See also  how to clean mochi squishies

It is best to call in a professional to measure the floor thickness if you are unsure whether or not the wood on your floor is thick enough to be sanded on your own. This will ensure that you do not cause any harm to your floors.

If you decide to take on the project, you should not refinish your flooring until you are quite confident that the boards have sufficient wood to sand down. Only then should you begin the process.

Refinishing flooring that are too thin not only causes the wood to shatter, but it also exposes nails, making the boards hazardous to walk on and potentially hazardous to your feet.

You could end up damaging the floors to the point where they need to be completely replaced, which will be a much more expensive option than having a professional to evaluate your floors in the first place.

Will drywall dust harm hardwood floors?

Dust has the potential to harm both rugs and furniture. In addition, it may cause the finish of a hardwood floor to get damaged. In addition, dust is generated at each and every stage of the construction process. On the other hand, the jobs that are the dirty are the ones that involve demolition and sanding drywall. As a result, the dust from drywall would eventually damage hardwood flooring.
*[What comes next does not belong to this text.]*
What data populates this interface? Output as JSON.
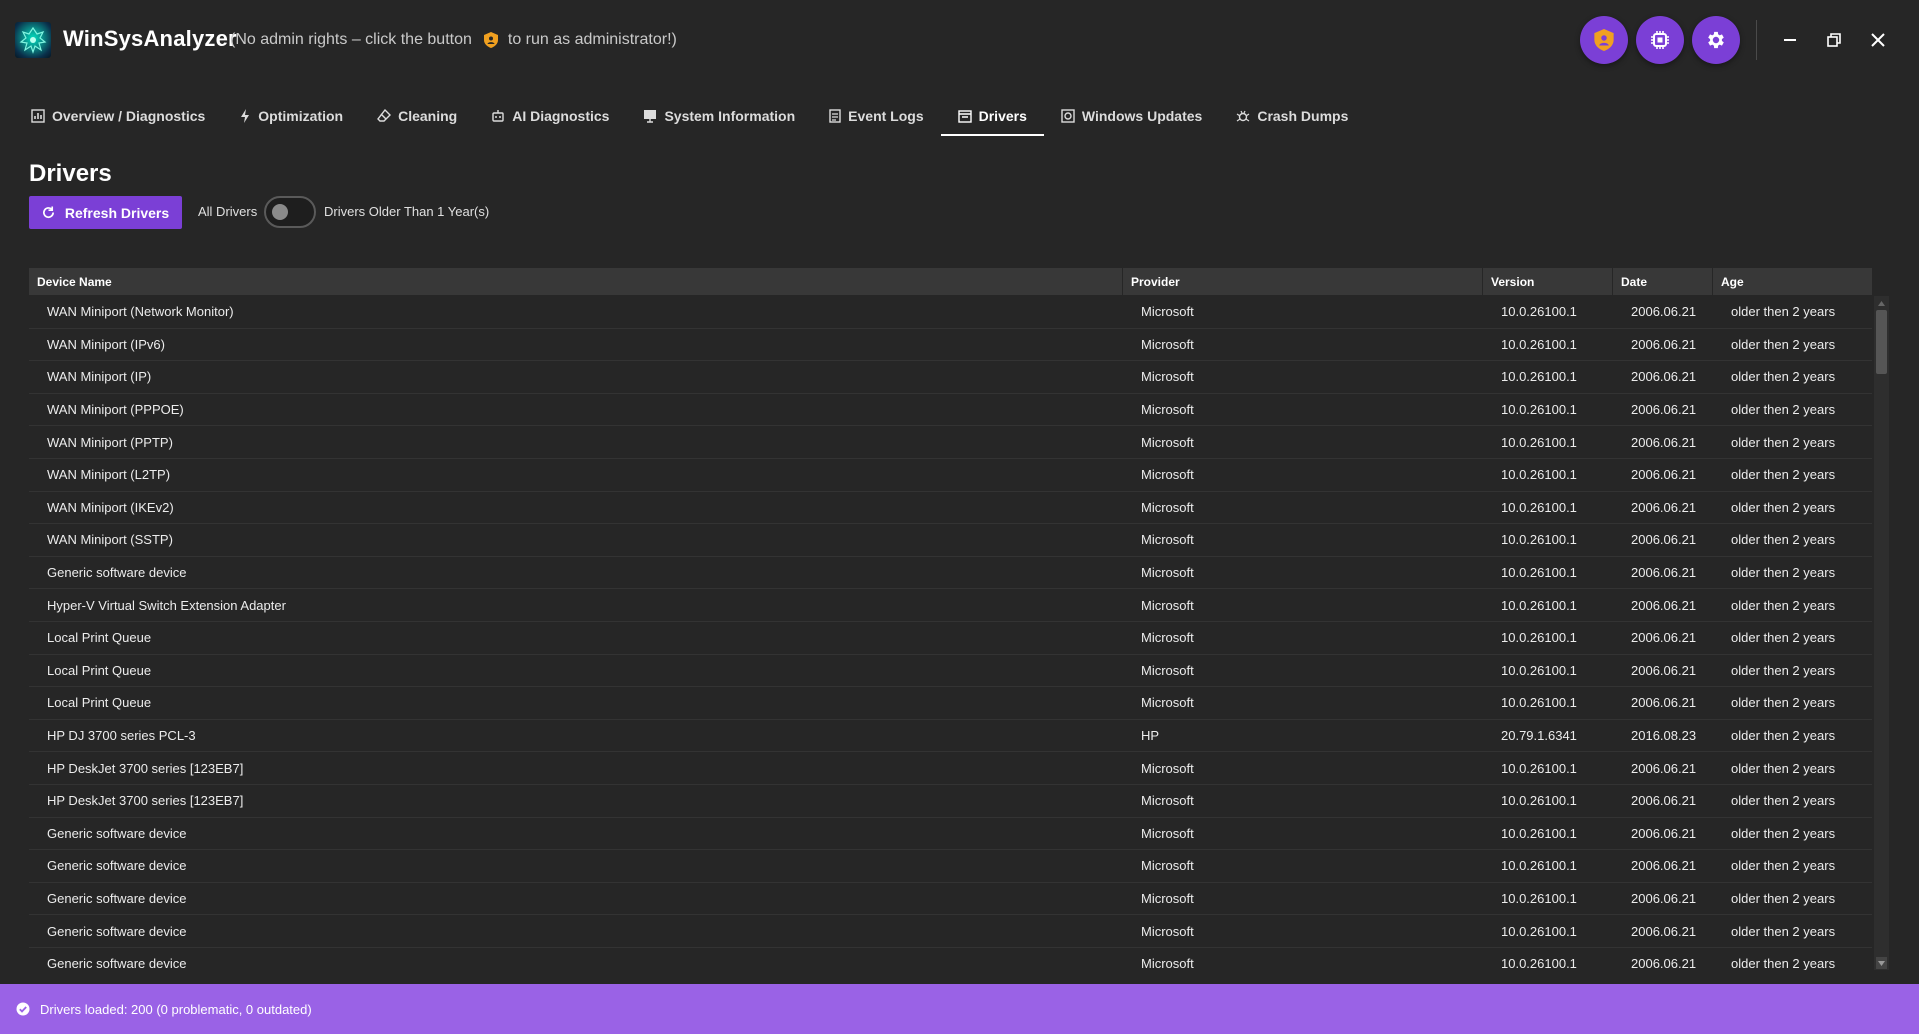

Can you mop up drywall dust?

The use of water for the cleaning of drywall dust is the most effective way. The dust is responsible for the absorption of the water. In addition to that, it reaches to the point where it is too heavy to float in the air. After that, the drywall dust can be swept up or vacuumed without kicking up any further particles of dust. Simply dampen a cloth and wipe down the walls to clean them. Mopping up the dust from the drywall can be done in this manner.

Is drywall dust dangerous?

Inhaling the dust produced by the chemicals used to joint drywall could, over time, lead to health problems. Chronic inflammation of the throat and airways is characterized by a variety of symptoms, including coughing, the formation of mucus, and difficulty breathing. In addition, people who smoke and workers who have respiratory or sinus ailments may be at an even greater risk of developing major health problems.

Similar Posts